▸ **Available data**:
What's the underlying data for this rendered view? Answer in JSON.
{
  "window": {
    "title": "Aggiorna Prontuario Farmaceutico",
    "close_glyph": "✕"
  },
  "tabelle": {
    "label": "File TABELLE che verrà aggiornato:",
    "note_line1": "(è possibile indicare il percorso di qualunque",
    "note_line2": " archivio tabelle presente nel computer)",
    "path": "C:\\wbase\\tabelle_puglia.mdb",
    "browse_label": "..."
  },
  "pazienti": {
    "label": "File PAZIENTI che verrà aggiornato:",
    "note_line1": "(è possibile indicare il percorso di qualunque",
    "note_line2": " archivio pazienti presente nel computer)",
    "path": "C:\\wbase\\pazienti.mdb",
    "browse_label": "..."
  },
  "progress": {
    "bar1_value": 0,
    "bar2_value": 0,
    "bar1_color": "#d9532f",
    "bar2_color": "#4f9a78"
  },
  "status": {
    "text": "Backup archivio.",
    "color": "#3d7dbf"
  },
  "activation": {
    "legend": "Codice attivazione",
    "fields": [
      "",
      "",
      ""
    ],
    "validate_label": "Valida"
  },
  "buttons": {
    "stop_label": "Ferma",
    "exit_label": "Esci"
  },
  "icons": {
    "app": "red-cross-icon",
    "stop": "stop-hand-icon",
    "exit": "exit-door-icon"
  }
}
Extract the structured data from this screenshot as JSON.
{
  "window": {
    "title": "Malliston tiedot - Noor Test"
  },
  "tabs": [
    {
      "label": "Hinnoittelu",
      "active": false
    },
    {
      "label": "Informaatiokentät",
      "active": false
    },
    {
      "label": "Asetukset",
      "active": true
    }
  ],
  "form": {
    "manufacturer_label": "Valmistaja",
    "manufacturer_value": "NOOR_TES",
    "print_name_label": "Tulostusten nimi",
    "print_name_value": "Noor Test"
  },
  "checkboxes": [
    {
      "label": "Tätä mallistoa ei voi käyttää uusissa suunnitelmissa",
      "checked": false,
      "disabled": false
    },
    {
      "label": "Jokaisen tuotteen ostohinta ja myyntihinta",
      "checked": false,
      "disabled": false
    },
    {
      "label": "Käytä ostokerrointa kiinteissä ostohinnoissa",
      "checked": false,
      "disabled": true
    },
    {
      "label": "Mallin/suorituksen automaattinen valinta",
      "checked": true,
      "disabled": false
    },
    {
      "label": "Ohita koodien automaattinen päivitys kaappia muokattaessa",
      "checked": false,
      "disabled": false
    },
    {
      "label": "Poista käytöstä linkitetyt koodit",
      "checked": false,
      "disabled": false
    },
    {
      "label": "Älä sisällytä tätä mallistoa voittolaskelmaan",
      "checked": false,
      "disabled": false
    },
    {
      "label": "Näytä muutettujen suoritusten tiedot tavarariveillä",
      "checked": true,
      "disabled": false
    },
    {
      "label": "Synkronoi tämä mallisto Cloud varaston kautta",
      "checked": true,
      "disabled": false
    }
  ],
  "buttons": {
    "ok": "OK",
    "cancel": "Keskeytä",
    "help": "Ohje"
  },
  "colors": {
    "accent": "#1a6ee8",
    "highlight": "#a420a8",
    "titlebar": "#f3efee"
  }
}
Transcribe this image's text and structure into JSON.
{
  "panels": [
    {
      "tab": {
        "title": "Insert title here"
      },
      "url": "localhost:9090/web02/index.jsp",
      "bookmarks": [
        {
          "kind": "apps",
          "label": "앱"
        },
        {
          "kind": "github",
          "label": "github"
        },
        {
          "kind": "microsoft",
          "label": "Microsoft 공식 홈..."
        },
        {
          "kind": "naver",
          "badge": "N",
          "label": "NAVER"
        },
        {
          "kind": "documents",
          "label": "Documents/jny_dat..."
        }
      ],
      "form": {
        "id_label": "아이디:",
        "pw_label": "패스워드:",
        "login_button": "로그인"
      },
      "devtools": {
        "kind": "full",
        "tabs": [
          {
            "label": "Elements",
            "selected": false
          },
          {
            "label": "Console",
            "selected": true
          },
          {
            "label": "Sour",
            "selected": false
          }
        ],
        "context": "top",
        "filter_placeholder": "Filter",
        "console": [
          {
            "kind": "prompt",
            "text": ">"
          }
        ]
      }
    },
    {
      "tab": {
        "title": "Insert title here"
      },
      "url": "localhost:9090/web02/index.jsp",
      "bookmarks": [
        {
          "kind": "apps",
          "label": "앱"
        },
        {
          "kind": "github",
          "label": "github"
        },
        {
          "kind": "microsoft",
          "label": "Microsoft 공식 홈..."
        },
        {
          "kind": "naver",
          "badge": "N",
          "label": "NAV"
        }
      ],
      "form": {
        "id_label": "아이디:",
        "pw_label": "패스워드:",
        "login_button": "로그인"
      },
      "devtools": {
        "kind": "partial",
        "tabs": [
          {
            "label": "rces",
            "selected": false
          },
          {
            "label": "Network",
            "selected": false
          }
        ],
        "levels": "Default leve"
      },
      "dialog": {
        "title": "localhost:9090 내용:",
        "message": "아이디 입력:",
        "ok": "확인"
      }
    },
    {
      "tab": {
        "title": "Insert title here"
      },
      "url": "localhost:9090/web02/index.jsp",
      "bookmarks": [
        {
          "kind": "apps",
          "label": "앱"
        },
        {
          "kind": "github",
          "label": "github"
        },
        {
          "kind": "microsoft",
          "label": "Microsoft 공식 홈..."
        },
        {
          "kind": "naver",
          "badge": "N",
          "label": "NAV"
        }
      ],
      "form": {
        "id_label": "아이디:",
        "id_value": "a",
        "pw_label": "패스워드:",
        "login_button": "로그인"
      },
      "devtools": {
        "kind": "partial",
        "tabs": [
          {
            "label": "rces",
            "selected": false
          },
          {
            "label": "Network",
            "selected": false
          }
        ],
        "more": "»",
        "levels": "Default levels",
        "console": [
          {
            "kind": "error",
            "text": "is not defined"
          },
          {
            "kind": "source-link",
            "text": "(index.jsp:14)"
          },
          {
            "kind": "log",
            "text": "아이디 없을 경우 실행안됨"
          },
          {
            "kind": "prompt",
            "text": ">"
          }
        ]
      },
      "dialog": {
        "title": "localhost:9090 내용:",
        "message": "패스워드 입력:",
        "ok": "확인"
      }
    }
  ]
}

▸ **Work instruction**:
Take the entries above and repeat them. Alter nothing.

▸ **Written answer**:
What's the underlying data for this rendered view? Answer in JSON.
{
  "window": {
    "title": "Aggiorna Prontuario Farmaceutico",
    "close_glyph": "✕"
  },
  "tabelle": {
    "label": "File TABELLE che verrà aggiornato:",
    "note_line1": "(è possibile indicare il percorso di qualunque",
    "note_line2": " archivio tabelle presente nel computer)",
    "path": "C:\\wbase\\tabelle_puglia.mdb",
    "browse_label": "..."
  },
  "pazienti": {
    "label": "File PAZIENTI che verrà aggiornato:",
    "note_line1": "(è possibile indicare il percorso di qualunque",
    "note_line2": " archivio pazienti presente nel computer)",
    "path": "C:\\wbase\\pazienti.mdb",
    "browse_label": "..."
  },
  "progress": {
    "bar1_value": 0,
    "bar2_value": 0,
    "bar1_color": "#d9532f",
    "bar2_color": "#4f9a78"
  },
  "status": {
    "text": "Backup archivio.",
    "color": "#3d7dbf"
  },
  "activation": {
    "legend": "Codice attivazione",
    "fields": [
      "",
      "",
      ""
    ],
    "validate_label": "Valida"
  },
  "buttons": {
    "stop_label": "Ferma",
    "exit_label": "Esci"
  },
  "icons": {
    "app": "red-cross-icon",
    "stop": "stop-hand-icon",
    "exit": "exit-door-icon"
  }
}
Extract the structured data from this screenshot as JSON.
{
  "window": {
    "title": "Malliston tiedot - Noor Test"
  },
  "tabs": [
    {
      "label": "Hinnoittelu",
      "active": false
    },
    {
      "label": "Informaatiokentät",
      "active": false
    },
    {
      "label": "Asetukset",
      "active": true
    }
  ],
  "form": {
    "manufacturer_label": "Valmistaja",
    "manufacturer_value": "NOOR_TES",
    "print_name_label": "Tulostusten nimi",
    "print_name_value": "Noor Test"
  },
  "checkboxes": [
    {
      "label": "Tätä mallistoa ei voi käyttää uusissa suunnitelmissa",
      "checked": false,
      "disabled": false
    },
    {
      "label": "Jokaisen tuotteen ostohinta ja myyntihinta",
      "checked": false,
      "disabled": false
    },
    {
      "label": "Käytä ostokerrointa kiinteissä ostohinnoissa",
      "checked": false,
      "disabled": true
    },
    {
      "label": "Mallin/suorituksen automaattinen valinta",
      "checked": true,
      "disabled": false
    },
    {
      "label": "Ohita koodien automaattinen päivitys kaappia muokattaessa",
      "checked": false,
      "disabled": false
    },
    {
      "label": "Poista käytöstä linkitetyt koodit",
      "checked": false,
      "disabled": false
    },
    {
      "label": "Älä sisällytä tätä mallistoa voittolaskelmaan",
      "checked": false,
      "disabled": false
    },
    {
      "label": "Näytä muutettujen suoritusten tiedot tavarariveillä",
      "checked": true,
      "disabled": false
    },
    {
      "label": "Synkronoi tämä mallisto Cloud varaston kautta",
      "checked": true,
      "disabled": false
    }
  ],
  "buttons": {
    "ok": "OK",
    "cancel": "Keskeytä",
    "help": "Ohje"
  },
  "colors": {
    "accent": "#1a6ee8",
    "highlight": "#a420a8",
    "titlebar": "#f3efee"
  }
}
Transcribe this image's text and structure into JSON.
{
  "panels": [
    {
      "tab": {
        "title": "Insert title here"
      },
      "url": "localhost:9090/web02/index.jsp",
      "bookmarks": [
        {
          "kind": "apps",
          "label": "앱"
        },
        {
          "kind": "github",
          "label": "github"
        },
        {
          "kind": "microsoft",
          "label": "Microsoft 공식 홈..."
        },
        {
          "kind": "naver",
          "badge": "N",
          "label": "NAVER"
        },
        {
          "kind": "documents",
          "label": "Documents/jny_dat..."
        }
      ],
      "form": {
        "id_label": "아이디:",
        "pw_label": "패스워드:",
        "login_button": "로그인"
      },
      "devtools": {
        "kind": "full",
        "tabs": [
          {
            "label": "Elements",
            "selected": false
          },
          {
            "label": "Console",
            "selected": true
          },
          {
            "label": "Sour",
            "selected": false
          }
        ],
        "context": "top",
        "filter_placeholder": "Filter",
        "console": [
          {
            "kind": "prompt",
            "text": ">"
          }
        ]
      }
    },
    {
      "tab": {
        "title": "Insert title here"
      },
      "url": "localhost:9090/web02/index.jsp",
      "bookmarks": [
        {
          "kind": "apps",
          "label": "앱"
        },
        {
          "kind": "github",
          "label": "github"
        },
        {
          "kind": "microsoft",
          "label": "Microsoft 공식 홈..."
        },
        {
          "kind": "naver",
          "badge": "N",
          "label": "NAV"
        }
      ],
      "form": {
        "id_label": "아이디:",
        "pw_label": "패스워드:",
        "login_button": "로그인"
      },
      "devtools": {
        "kind": "partial",
        "tabs": [
          {
            "label": "rces",
            "selected": false
          },
          {
            "label": "Network",
            "selected": false
          }
        ],
        "levels": "Default leve"
      },
      "dialog": {
        "title": "localhost:9090 내용:",
        "message": "아이디 입력:",
        "ok": "확인"
      }
    },
    {
      "tab": {
        "title": "Insert title here"
      },
      "url": "localhost:9090/web02/index.jsp",
      "bookmarks": [
        {
          "kind": "apps",
          "label": "앱"
        },
        {
          "kind": "github",
          "label": "github"
        },
        {
          "kind": "microsoft",
          "label": "Microsoft 공식 홈..."
        },
        {
          "kind": "naver",
          "badge": "N",
          "label": "NAV"
        }
      ],
      "form": {
        "id_label": "아이디:",
        "id_value": "a",
        "pw_label": "패스워드:",
        "login_button": "로그인"
      },
      "devtools": {
        "kind": "partial",
        "tabs": [
          {
            "label": "rces",
            "selected": false
          },
          {
            "label": "Network",
            "selected": false
          }
        ],
        "more": "»",
        "levels": "Default levels",
        "console": [
          {
            "kind": "error",
            "text": "is not defined"
          },
          {
            "kind": "source-link",
            "text": "(index.jsp:14)"
          },
          {
            "kind": "log",
            "text": "아이디 없을 경우 실행안됨"
          },
          {
            "kind": "prompt",
            "text": ">"
          }
        ]
      },
      "dialog": {
        "title": "localhost:9090 내용:",
        "message": "패스워드 입력:",
        "ok": "확인"
      }
    }
  ]
}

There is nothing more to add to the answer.